"Believe it or not, this is like a vacation for me," said Andrew. He explained that compared to working in the tech industry with the likes of Lucas Films and others, the annual holiday fair is a delight for him. "he enjoys the challenge of complex theatrical projects, said his father Kevin Patterson, who now is Executive Director of the annual fair and Red Barn Productions. His father also pointed out that "Andrew has lots of experience from stage tech at University of California at Santa Cruz, to coordination work for Lucas Films as well as Disney."
Andrew said that while still in high school he wanted to help the family enterprise by becoming a vendor at the fair. "Every year, we as a family and as a theater group, think of ways we can make the fair even better than before. Part of that is listening to the guests and attendees."

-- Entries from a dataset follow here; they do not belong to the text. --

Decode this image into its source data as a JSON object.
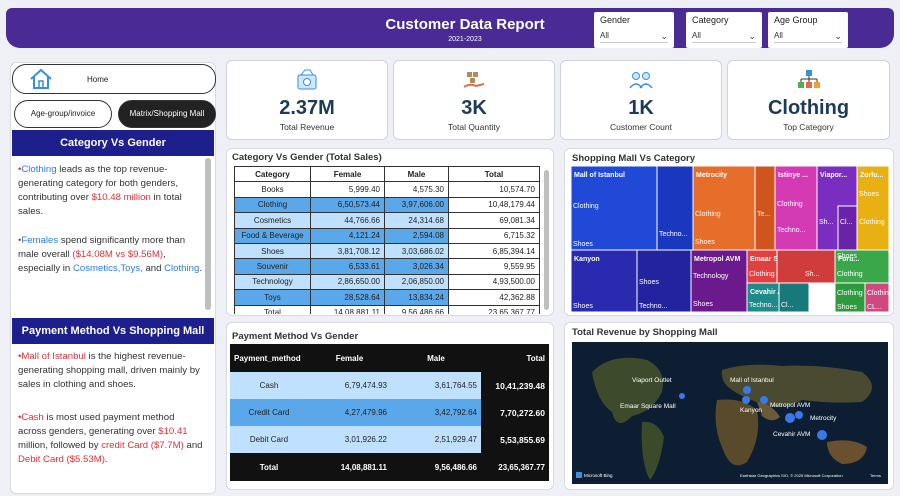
{
  "header": {
    "title": "Customer Data Report",
    "subtitle": "2021-2023"
  },
  "slicers": [
    {
      "label": "Gender",
      "value": "All"
    },
    {
      "label": "Category",
      "value": "All"
    },
    {
      "label": "Age Group",
      "value": "All"
    }
  ],
  "nav": {
    "home": "Home",
    "age_group": "Age-group/invoice",
    "matrix": "Matrix/Shopping Mall"
  },
  "section1": {
    "title": "Category Vs Gender",
    "b1": [
      {
        "t": "Clothing",
        "c": "hl"
      },
      {
        "t": " leads as the top revenue-generating category for both genders, contributing over ",
        "c": ""
      },
      {
        "t": "$10.48 million",
        "c": "red"
      },
      {
        "t": " in total sales.",
        "c": ""
      }
    ],
    "b2": [
      {
        "t": "Females",
        "c": "hl"
      },
      {
        "t": " spend significantly more than male overall ",
        "c": ""
      },
      {
        "t": "($14.08M vs $9.56M)",
        "c": "red"
      },
      {
        "t": ", especially in ",
        "c": ""
      },
      {
        "t": "Cosmetics,Toys,",
        "c": "hl"
      },
      {
        "t": " and ",
        "c": ""
      },
      {
        "t": "Clothing",
        "c": "hl"
      },
      {
        "t": ".",
        "c": ""
      }
    ]
  },
  "section2": {
    "title": "Payment Method Vs Shopping Mall",
    "b1": [
      {
        "t": "Mall of Istanbul",
        "c": "red"
      },
      {
        "t": " is the highest revenue-generating shopping mall, driven mainly by sales in clothing and shoes.",
        "c": ""
      }
    ],
    "b2": [
      {
        "t": "Cash",
        "c": "red"
      },
      {
        "t": " is most used payment method across genders, generating over ",
        "c": ""
      },
      {
        "t": "$10.41",
        "c": "red"
      },
      {
        "t": " million, followed by ",
        "c": ""
      },
      {
        "t": "credit Card ($7.7M)",
        "c": "red"
      },
      {
        "t": " and ",
        "c": ""
      },
      {
        "t": "Debit Card ($5.53M)",
        "c": "red"
      },
      {
        "t": ".",
        "c": ""
      }
    ]
  },
  "kpis": [
    {
      "value": "2.37M",
      "label": "Total Revenue",
      "icon": "money-icon"
    },
    {
      "value": "3K",
      "label": "Total Quantity",
      "icon": "quantity-icon"
    },
    {
      "value": "1K",
      "label": "Customer Count",
      "icon": "customers-icon"
    },
    {
      "value": "Clothing",
      "label": "Top Category",
      "icon": "category-icon"
    }
  ],
  "table1": {
    "title": "Category Vs Gender (Total Sales)",
    "headers": [
      "Category",
      "Female",
      "Male",
      "Total"
    ],
    "rows": [
      [
        "Books",
        "5,999.40",
        "4,575.30",
        "10,574.70"
      ],
      [
        "Clothing",
        "6,50,573.44",
        "3,97,606.00",
        "10,48,179.44"
      ],
      [
        "Cosmetics",
        "44,766.66",
        "24,314.68",
        "69,081.34"
      ],
      [
        "Food & Beverage",
        "4,121.24",
        "2,594.08",
        "6,715.32"
      ],
      [
        "Shoes",
        "3,81,708.12",
        "3,03,686.02",
        "6,85,394.14"
      ],
      [
        "Souvenir",
        "6,533.61",
        "3,026.34",
        "9,559.95"
      ],
      [
        "Technology",
        "2,86,650.00",
        "2,06,850.00",
        "4,93,500.00"
      ],
      [
        "Toys",
        "28,528.64",
        "13,834.24",
        "42,362.88"
      ],
      [
        "Total",
        "14,08,881.11",
        "9,56,486.66",
        "23,65,367.77"
      ]
    ]
  },
  "table2": {
    "title": "Payment Method Vs Gender",
    "headers": [
      "Payment_method",
      "Female",
      "Male",
      "Total"
    ],
    "rows": [
      [
        "Cash",
        "6,79,474.93",
        "3,61,764.55",
        "10,41,239.48"
      ],
      [
        "Credit Card",
        "4,27,479.96",
        "3,42,792.64",
        "7,70,272.60"
      ],
      [
        "Debit Card",
        "3,01,926.22",
        "2,51,929.47",
        "5,53,855.69"
      ],
      [
        "Total",
        "14,08,881.11",
        "9,56,486.66",
        "23,65,367.77"
      ]
    ]
  },
  "treemap": {
    "title": "Shopping Mall Vs Category",
    "malls": [
      "Mall of Istanbul",
      "Metrocity",
      "Istinye ...",
      "Viapor...",
      "Zorlu...",
      "Kanyon",
      "Metropol AVM",
      "Emaar Square Mall",
      "Foru...",
      "Cevahir AVM"
    ],
    "cells": [
      "Clothing",
      "Techno...",
      "Shoes",
      "Clothing",
      "Te...",
      "Shoes",
      "Clothing",
      "Techno...",
      "Sh...",
      "Cl...",
      "Shoes",
      "Clothing",
      "Techno...",
      "Shoes",
      "Shoes",
      "Techno...",
      "Technology",
      "Shoes",
      "Clothing",
      "Sh...",
      "Techno...",
      "Cl...",
      "Clothing",
      "Shoes",
      "Clothing",
      "Shoes",
      "Clothing",
      "CL..."
    ]
  },
  "map": {
    "title": "Total Revenue by Shopping Mall",
    "labels": [
      "Viaport Outlet",
      "Mall of Istanbul",
      "Emaar Square Mall",
      "Kanyon",
      "Metropol AVM",
      "Metrocity",
      "Cevahir AVM"
    ],
    "attribution": "Microsoft Bing",
    "copyright": "Earthstar Geographics SIO, © 2025 Microsoft Corporation",
    "terms": "Terms"
  },
  "colors": {
    "header": "#4a2a94",
    "nav_dark": "#1c1f8c",
    "tbl_light": "#bfe0ff",
    "tbl_mid": "#5aa7ea",
    "tbl_total": "#111111"
  }
}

Upon hearing a few comments, Andrew realized there was not very many 'kid-friendly' food items available. “Our goal is to entertain and to educate about the history of Victorian England, all the literary works of Charles Dickens and of Christmas itself. So much of what we present tries to stay within accurate historical references. Yet, I realized that for kids having a bit more of something that they could relate to makes the fair more fun for them."
And this is how Maclaren's Cookies and Milk joined the list of vendors
. He noted, "I know biscuits would be more historically accurate." But since since Americans know cookies as cookies and not as biscuits in the UK, "we improvised, so that kids instantly recognize a favorite."
As soon as the McClaren's booth was established, then Andrew established Mr. Punch's Pasta. "while food choices were limited in Dickens' time, we know that in the 19th Century Victorian England, there was a form of pasta," said Andrew. Again, some improvisation, "we serve a simple bow tie pasta with a basic tomato sauce, with or without meatballs."
With the success of the food vending, Andrew also put together game booths and other carnival activities for youngsters, which increased his initial venture to over seven vendor installations at the fair.
This venture as Andrew explained was also done to also include his brother Michael, who is now in his third year of college at Sonoma State University. "We co-own the booths and we have been doing this together for about seven years now."
Michael admitted that at times it does get a bit hectic and stressful. "But we have it down to a science now and we are comfortable with adding more to the plate of what we offer," he said. Pointing out that much of what they both do is largely inspired by their parents and grandparents, "the Dickens Fair is a huge part of my life and I hope some day (as Andrew also expressed) I can share this experience with my children."
As a family enterprise, the Dickens Fair has been in existence for almost 40 years. It is unique and one of a kind. And this is something both young men cherish immensely. "I am very proud of my parents and grandparents," said Michael. "They have done a lot. And, my dad (Kevin Patterson) instilled in us that helping people to enjoy themselves and have a good time as a family is what pushed me to do this," Michael added.
"The real beauty of this Christmas Fair (especially with regards to our technological society) is that it brings people to a simpler time. It encourages them to be together and to realize that family time is really important. I think technology, even with its marvels, in a way robs us of that," said Michael.
"When I see the kids having a fun time as well as the parents, it's nice to see that and I am so happy to be a part of something that brings people together," he said.
The Great Dickens Christmas Fair opens on Nov. 21 and will continue for the following consecutive weekends at The Cow Palace until Dec. 20. For more information visit the Dickens Christmas Fair web site.
Or call 1-800-510-1558.